Sakile Chenzira, a customer-service representative at Cincinnati Children's Hospital Medical Center, refused to get a flu shot required by her employer and claimed that her religious beliefs as a vegan prohibited her from ingesting animal products or byproducts including the flu vaccine cultured in chicken eggs. In the past the hospital had accommodated her beliefs, but in December 2010 the facility fired her for her refusal.
Chenzira sued the hospital, claiming it discriminated against her because of her religious beliefs in veganism.
The U.S. district court ruled that veganism could be considered a "religious practice" and that Chenzira may have a plausible bias claim against the hospital. Chenzira v. Cincinnati Children's Hospital Medical Center, S.D. Ohio, No. 1:11-cv-00917, (Dec. 27, 2012).
Along those same lines, the Patient
Protection and Affordable Care Act has been challenged in several recent cases. Its provisions require that employers provide contraceptive coverage. Several business owners and organizations have gone to the courts since they objected to providing health care to their employees that opposed the companies' religious beliefs. In a recent decision, a U.S. district court in Missouri granted a preliminary injunction in favor of several religious business owners. Pulverizer Co. v. HHS, W.D. Mo., No. 12-cv-3459, (Dec. 20, 2012).
By contrast, the U.S. Court of Appeals for the 10th Circuit decided a similar case using the likelihood of success on the merits standard and refused to grant a preliminary injunction to several religious business owners. Hobby Lobby Stores Inc. v. Sebelius, 10th Cir., No. 12-6294 (Dec. 20, 2012).
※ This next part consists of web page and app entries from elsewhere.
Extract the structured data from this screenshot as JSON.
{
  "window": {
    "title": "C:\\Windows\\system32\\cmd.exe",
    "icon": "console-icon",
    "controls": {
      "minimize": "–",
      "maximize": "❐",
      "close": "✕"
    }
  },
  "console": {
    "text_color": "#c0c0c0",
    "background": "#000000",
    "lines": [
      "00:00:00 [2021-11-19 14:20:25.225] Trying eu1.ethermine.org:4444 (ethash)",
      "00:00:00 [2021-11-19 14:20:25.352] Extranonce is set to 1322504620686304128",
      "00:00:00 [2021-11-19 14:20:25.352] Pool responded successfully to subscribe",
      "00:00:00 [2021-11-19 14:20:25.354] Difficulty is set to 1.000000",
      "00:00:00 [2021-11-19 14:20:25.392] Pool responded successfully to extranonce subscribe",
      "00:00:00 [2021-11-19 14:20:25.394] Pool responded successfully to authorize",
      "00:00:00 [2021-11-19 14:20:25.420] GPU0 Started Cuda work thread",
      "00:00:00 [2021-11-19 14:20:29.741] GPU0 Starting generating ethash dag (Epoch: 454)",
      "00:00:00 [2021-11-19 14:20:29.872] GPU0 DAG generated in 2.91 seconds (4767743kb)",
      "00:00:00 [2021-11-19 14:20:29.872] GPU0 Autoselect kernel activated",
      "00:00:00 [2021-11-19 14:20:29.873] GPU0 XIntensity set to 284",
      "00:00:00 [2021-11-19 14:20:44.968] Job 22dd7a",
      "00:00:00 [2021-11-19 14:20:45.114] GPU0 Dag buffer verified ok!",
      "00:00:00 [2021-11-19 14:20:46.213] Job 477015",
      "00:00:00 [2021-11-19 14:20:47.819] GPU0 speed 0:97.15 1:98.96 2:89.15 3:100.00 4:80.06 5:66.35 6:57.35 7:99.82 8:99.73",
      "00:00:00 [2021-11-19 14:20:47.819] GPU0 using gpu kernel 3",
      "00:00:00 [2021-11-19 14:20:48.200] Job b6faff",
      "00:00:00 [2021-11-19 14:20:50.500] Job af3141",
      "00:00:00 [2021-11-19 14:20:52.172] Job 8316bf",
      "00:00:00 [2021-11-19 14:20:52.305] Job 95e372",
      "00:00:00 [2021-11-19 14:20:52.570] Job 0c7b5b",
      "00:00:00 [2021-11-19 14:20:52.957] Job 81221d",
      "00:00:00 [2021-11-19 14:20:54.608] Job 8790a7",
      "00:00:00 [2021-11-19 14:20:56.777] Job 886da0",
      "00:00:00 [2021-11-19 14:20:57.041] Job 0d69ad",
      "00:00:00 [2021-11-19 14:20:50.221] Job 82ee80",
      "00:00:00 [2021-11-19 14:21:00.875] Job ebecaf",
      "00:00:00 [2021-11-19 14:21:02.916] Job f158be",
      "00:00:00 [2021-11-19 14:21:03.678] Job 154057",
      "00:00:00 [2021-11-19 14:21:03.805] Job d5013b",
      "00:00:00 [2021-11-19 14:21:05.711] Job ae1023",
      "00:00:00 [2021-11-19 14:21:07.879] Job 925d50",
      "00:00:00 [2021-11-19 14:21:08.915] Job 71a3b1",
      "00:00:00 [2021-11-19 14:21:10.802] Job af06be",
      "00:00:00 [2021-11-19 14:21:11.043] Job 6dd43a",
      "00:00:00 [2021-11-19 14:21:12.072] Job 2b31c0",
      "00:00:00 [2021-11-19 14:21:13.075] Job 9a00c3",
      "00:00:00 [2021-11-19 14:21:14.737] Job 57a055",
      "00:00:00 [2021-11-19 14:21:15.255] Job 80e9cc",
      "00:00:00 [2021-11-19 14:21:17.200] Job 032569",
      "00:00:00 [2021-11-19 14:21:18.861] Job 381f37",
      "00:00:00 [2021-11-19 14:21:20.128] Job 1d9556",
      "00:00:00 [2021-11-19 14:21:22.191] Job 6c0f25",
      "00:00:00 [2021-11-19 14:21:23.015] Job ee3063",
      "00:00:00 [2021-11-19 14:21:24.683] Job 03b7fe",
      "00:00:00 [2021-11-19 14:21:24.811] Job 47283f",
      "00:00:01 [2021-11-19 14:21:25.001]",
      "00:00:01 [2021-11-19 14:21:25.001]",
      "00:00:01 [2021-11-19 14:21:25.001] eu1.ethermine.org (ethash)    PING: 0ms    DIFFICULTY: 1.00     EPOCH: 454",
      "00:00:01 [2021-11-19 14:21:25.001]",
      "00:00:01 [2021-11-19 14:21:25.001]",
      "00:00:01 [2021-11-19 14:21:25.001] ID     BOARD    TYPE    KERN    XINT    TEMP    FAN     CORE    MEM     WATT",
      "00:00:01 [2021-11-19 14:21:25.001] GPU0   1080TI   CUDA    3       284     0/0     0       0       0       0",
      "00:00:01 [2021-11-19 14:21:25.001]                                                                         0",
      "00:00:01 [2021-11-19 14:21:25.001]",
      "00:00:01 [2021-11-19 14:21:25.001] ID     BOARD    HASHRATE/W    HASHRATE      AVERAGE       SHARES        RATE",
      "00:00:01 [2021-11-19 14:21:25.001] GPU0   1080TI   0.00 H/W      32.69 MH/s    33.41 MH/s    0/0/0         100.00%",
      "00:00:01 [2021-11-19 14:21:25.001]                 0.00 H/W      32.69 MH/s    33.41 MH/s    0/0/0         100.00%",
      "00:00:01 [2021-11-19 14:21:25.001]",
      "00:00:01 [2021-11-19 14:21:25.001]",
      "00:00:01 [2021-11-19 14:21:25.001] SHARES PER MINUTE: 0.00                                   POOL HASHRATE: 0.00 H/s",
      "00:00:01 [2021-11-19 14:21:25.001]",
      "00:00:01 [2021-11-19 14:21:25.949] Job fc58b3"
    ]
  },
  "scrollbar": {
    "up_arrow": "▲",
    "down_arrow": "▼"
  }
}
IMPACT: Employers and employees should review developments and remain cautious to the legal ramifications of their actions and available legal remedies.
James E. Hall, Mark T. Kobata and Marty Denis are partners in the law firm of Barlow, Kobata and Denis, with offices in Los Angeles and Chicago. Comment below or email firstname.lastname@example.org.